(What this task involves) Each entry that follows should be retyped exactly.

(Data shown)
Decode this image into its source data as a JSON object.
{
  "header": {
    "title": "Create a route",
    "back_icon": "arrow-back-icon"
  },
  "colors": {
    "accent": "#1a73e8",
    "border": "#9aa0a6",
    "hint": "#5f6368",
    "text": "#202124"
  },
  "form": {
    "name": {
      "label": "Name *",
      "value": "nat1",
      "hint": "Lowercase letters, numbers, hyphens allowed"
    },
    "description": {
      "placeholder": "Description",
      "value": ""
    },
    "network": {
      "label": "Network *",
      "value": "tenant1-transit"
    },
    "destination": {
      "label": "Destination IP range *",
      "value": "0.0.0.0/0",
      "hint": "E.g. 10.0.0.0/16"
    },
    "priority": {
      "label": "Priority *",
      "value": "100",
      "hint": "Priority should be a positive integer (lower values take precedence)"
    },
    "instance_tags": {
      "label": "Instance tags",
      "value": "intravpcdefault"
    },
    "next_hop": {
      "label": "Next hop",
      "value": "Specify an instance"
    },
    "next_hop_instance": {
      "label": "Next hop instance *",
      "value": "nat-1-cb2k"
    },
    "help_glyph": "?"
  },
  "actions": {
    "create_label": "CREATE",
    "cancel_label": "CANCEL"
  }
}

(Response area)
Decode this image into its source data as a JSON object.
{
  "header": {
    "title": "Create a route",
    "back_icon": "arrow-back-icon"
  },
  "colors": {
    "accent": "#1a73e8",
    "border": "#9aa0a6",
    "hint": "#5f6368",
    "text": "#202124"
  },
  "form": {
    "name": {
      "label": "Name *",
      "value": "nat1",
      "hint": "Lowercase letters, numbers, hyphens allowed"
    },
    "description": {
      "placeholder": "Description",
      "value": ""
    },
    "network": {
      "label": "Network *",
      "value": "tenant1-transit"
    },
    "destination": {
      "label": "Destination IP range *",
      "value": "0.0.0.0/0",
      "hint": "E.g. 10.0.0.0/16"
    },
    "priority": {
      "label": "Priority *",
      "value": "100",
      "hint": "Priority should be a positive integer (lower values take precedence)"
    },
    "instance_tags": {
      "label": "Instance tags",
      "value": "intravpcdefault"
    },
    "next_hop": {
      "label": "Next hop",
      "value": "Specify an instance"
    },
    "next_hop_instance": {
      "label": "Next hop instance *",
      "value": "nat-1-cb2k"
    },
    "help_glyph": "?"
  },
  "actions": {
    "create_label": "CREATE",
    "cancel_label": "CANCEL"
  }
}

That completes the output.